> **PROBLEM STATEMENT**
Each line of the material that mentions the word "Block" is to be copied.

> **MATERIAL PROVIDED**
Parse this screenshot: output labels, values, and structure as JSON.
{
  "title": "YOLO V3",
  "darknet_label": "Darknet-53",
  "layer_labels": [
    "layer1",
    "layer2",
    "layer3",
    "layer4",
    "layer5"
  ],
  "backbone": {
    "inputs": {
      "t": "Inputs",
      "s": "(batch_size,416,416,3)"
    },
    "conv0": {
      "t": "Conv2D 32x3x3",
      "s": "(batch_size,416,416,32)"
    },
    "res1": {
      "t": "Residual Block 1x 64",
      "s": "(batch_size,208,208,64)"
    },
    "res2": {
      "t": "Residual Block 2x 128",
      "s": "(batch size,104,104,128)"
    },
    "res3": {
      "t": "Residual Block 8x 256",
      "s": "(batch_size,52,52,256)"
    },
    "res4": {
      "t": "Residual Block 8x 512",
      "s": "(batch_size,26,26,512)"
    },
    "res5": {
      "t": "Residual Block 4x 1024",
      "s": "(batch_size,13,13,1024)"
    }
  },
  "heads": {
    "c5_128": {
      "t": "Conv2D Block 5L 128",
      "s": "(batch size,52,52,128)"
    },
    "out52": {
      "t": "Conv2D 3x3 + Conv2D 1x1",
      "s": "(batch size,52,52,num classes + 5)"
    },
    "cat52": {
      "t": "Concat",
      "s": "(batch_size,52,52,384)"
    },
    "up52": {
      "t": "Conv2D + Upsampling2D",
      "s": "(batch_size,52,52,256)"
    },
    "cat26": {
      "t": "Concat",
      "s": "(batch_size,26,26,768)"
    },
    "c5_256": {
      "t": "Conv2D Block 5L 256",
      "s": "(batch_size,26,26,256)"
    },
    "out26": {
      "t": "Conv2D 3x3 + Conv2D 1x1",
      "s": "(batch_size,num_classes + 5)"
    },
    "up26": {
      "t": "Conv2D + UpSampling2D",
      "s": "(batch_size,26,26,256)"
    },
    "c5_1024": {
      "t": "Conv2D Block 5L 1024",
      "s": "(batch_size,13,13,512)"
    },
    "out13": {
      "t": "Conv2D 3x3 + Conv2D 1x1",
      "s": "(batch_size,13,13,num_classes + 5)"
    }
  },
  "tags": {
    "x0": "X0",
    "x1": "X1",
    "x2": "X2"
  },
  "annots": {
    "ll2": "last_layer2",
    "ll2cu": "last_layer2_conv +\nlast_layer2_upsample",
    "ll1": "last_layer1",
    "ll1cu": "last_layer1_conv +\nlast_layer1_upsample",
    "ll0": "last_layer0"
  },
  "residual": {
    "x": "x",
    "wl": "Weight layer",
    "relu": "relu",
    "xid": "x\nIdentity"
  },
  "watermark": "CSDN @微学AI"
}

> **EXERCISE OUTPUT**
      "t": "Residual Block 1x 64",
      "t": "Residual Block 2x 128",
      "t": "Residual Block 8x 256",
      "t": "Residual Block 8x 512",
      "t": "Residual Block 4x 1024",
      "t": "Conv2D Block 5L 128",
      "t": "Conv2D Block 5L 256",
      "t": "Conv2D Block 5L 1024",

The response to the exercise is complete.